Do you think I know what I'm doing?
That for one breath or half-breath I belong to myself?
This quatrain begins the cycle with solo soprano singing into the piano - with the sustain pedal down - so that her notes resonate in a veiled, sonic perfume. A pair of quatrains follows, celebrating the state of love and questioning the lover's ability to see clearly the world around him. A stately walking bass and a transparent texture in movement II give way to intoxicated close harmonies in III.
Movements IV and V delve into the dangerous side of love: loss of identity and freedom, which the lover can't help but embrace. In IV a nervous, fluttering piano underlies a lover's anticipation and inner dialog. In V a pastoral duet between the voice and cello is abruptly spoiled by jealous discord.
A third pair of quatrains revels in the enigma that is love, its elusive, heady nature. VI is set for voice and cello alone, in a mimicking children's song which blooms in its final confidence. The liquid ostinato of the piano in VII envelops a breathless, pleasurably tortured soprano. The fourth pair contrasts starkly. To death's heartbeat, the voice and cello chant a slow, hypnotized dirge. A spirited, bare-bones tango follows, imploring the lover to embrace both worlds wide-eyed.
Quatrain No. 1359 returns to frame the cycle, all three instruments now emphatically unified in declaiming the folly of trying to know anything about love.
-Luna Pearl Woolf
Five Cabaret Songs
One day in the 1950's Arnold [Weinstein] was visiting his friend Willem de Kooning's studio. Bill's brother had come to visit from Rotterdam, where they both had grown up - they had not seen each other for 30 years - and for Arnold's benefit they reminisced about the bohemian life in their home city in the 1930's. (Much of medieval Rotterdam was bombed flat by the Nazis in the Second World War and rebuilt in the fifties in the same ugly style as much of Germany.) The artists' and prostitutes' section of the city was the same quarter, with a lively street life.
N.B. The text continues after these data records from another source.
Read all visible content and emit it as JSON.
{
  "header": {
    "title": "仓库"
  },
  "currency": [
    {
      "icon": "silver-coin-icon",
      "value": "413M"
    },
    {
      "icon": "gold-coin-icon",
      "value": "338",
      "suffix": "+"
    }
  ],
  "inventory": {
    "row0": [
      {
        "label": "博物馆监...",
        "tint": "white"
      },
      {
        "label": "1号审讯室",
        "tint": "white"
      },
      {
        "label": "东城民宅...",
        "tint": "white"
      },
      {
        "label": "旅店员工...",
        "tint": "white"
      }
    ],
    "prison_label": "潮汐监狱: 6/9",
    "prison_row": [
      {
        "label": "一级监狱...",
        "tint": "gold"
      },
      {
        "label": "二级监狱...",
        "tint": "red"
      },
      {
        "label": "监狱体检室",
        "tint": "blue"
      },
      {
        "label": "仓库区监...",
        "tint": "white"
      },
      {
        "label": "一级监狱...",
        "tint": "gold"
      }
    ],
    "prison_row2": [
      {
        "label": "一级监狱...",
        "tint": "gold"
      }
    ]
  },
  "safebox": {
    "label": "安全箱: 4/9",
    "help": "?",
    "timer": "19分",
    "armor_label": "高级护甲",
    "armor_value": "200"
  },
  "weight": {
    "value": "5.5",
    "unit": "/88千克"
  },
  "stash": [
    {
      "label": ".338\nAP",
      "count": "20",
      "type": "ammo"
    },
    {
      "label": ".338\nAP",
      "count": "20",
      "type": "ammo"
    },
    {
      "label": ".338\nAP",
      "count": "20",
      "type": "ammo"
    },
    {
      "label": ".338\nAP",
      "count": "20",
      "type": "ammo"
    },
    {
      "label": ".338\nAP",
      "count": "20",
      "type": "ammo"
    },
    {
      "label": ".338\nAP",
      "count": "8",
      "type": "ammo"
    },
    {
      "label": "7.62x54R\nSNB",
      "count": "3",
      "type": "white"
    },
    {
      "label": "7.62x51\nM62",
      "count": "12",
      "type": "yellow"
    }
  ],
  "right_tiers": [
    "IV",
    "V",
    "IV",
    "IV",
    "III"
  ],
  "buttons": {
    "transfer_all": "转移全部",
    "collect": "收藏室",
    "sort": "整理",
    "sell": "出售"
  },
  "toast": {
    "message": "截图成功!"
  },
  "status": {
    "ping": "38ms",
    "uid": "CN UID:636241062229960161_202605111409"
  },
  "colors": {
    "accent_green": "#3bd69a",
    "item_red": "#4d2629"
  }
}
One of the most picaresque characters on the Rotterdam streets was "Zwarte Max": Black Max is his portrait "as told by the de Kooning boys."
Can't Sleep and At the Last Lousy Moments of Love are connected by a disturbing middle C on the piano, which takes us on a fast-forward cinematic jump to the end of the already tenuous relationship we see in the first song's lyric.
Angels are the Highest Form of Virtue, written for Barbara Harris, is a slightly amplified translation of something the famously religious composer Olivier Messiaen said at the Paris Conservatory after he and his wife-to-be Yvonne Loriod had performed "Visions de l'Amen" for the musical-esthetics class he taught. (Messiaen's original words in French, if memory serves, were: "Il y a trois especes de divinité au monde - les Anges, les Saints, et les Oiseaux - ah les oiseaux, je les aime parce qu'ils sont tout petits!")